When your dog is diagnosed with cancer,the grade of the cancer refers to how aggressive it is. The histopathology results will often include a grade. The lower the grade the less aggressive it is. A high grade tumour is expected to grow quickly, invade other areas around the tumour and may spread to other areas within the body.  

The stage of the tumour normally refers to how advanced it is. the number and size of tumours and whether or not they have invaded the rest of the system travellng  to other parts of the body determines this. For most cancers, stage is determined by radiologists using xrays, ultrasound, CT or MRI. An early stage tumour is not far along and has not been found at other sites in the body. A late stage tumour is more advanced.

It is for these reasons it is so important that the relevant pathology is done. The correct treatment has to be given according to the type of cancer, the staging and the grading. Chemotherapy for instance does not normally cause unpleasant side effects in our dogs if administered correctly. The pathology results must be available to the veterinarian, prior to the commencement of any treatment. It will allow the most effective treatment to be given, and prevent the wrong treatment being given but it won’t alter the risk of side effects.

 Veterinary Blood Banks

Did you know Australia has veterinary blood banks?

The blood that is collected is used for our sick pets that might need blood and plasma products. These products can be needed as a result of injury, surgery, poisoning and blood clotting disorders to name a few.

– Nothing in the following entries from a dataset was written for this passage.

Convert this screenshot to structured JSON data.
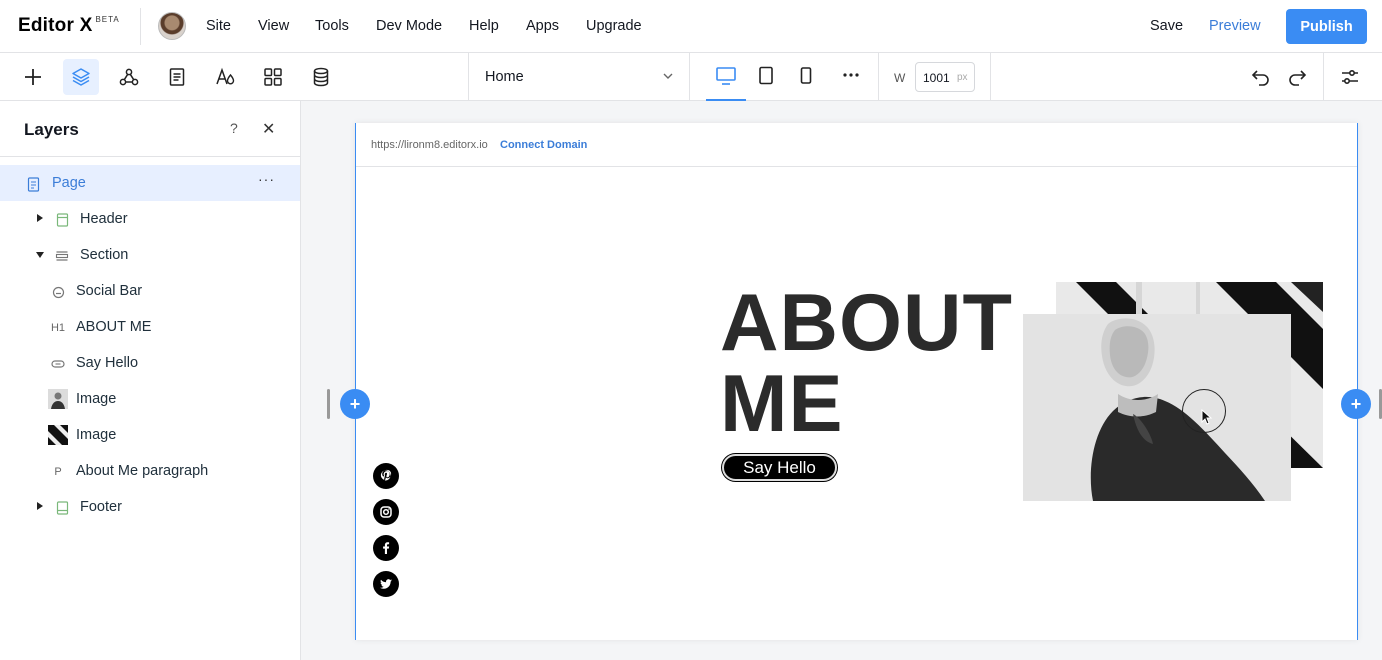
{
  "topbar": {
    "logo": "Editor X",
    "beta": "BETA",
    "menu": [
      "Site",
      "View",
      "Tools",
      "Dev Mode",
      "Help",
      "Apps",
      "Upgrade"
    ],
    "save": "Save",
    "preview": "Preview",
    "publish": "Publish"
  },
  "toolbar": {
    "tools": [
      "add-icon",
      "layers-icon",
      "connect-icon",
      "pages-icon",
      "design-icon",
      "apps-grid-icon",
      "database-icon"
    ],
    "page_select": "Home",
    "devices": [
      "desktop-icon",
      "tablet-icon",
      "mobile-icon",
      "more-icon"
    ],
    "width_label": "W",
    "width_value": "1001",
    "width_unit": "px"
  },
  "layers": {
    "title": "Layers",
    "help": "?",
    "items": [
      {
        "label": "Page",
        "icon": "page-icon"
      },
      {
        "label": "Header",
        "icon": "header-icon"
      },
      {
        "label": "Section",
        "icon": "section-icon"
      },
      {
        "label": "Social Bar",
        "icon": "social-bar-icon"
      },
      {
        "label": "ABOUT ME",
        "icon": "H1"
      },
      {
        "label": "Say Hello",
        "icon": "button-icon"
      },
      {
        "label": "Image",
        "icon": "image-thumb-portrait"
      },
      {
        "label": "Image",
        "icon": "image-thumb-stripes"
      },
      {
        "label": "About Me paragraph",
        "icon": "P"
      },
      {
        "label": "Footer",
        "icon": "footer-icon"
      }
    ]
  },
  "canvas": {
    "url": "https://lironm8.editorx.io",
    "connect_domain": "Connect Domain",
    "headline_line1": "ABOUT",
    "headline_line2": "ME",
    "button": "Say Hello",
    "social_icons": [
      "pinterest-icon",
      "instagram-icon",
      "facebook-icon",
      "twitter-icon"
    ]
  }
}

Consider taking your dog to donate blood so the lives of other  dogs can be saved.

Find links to the Australian animal blood banks.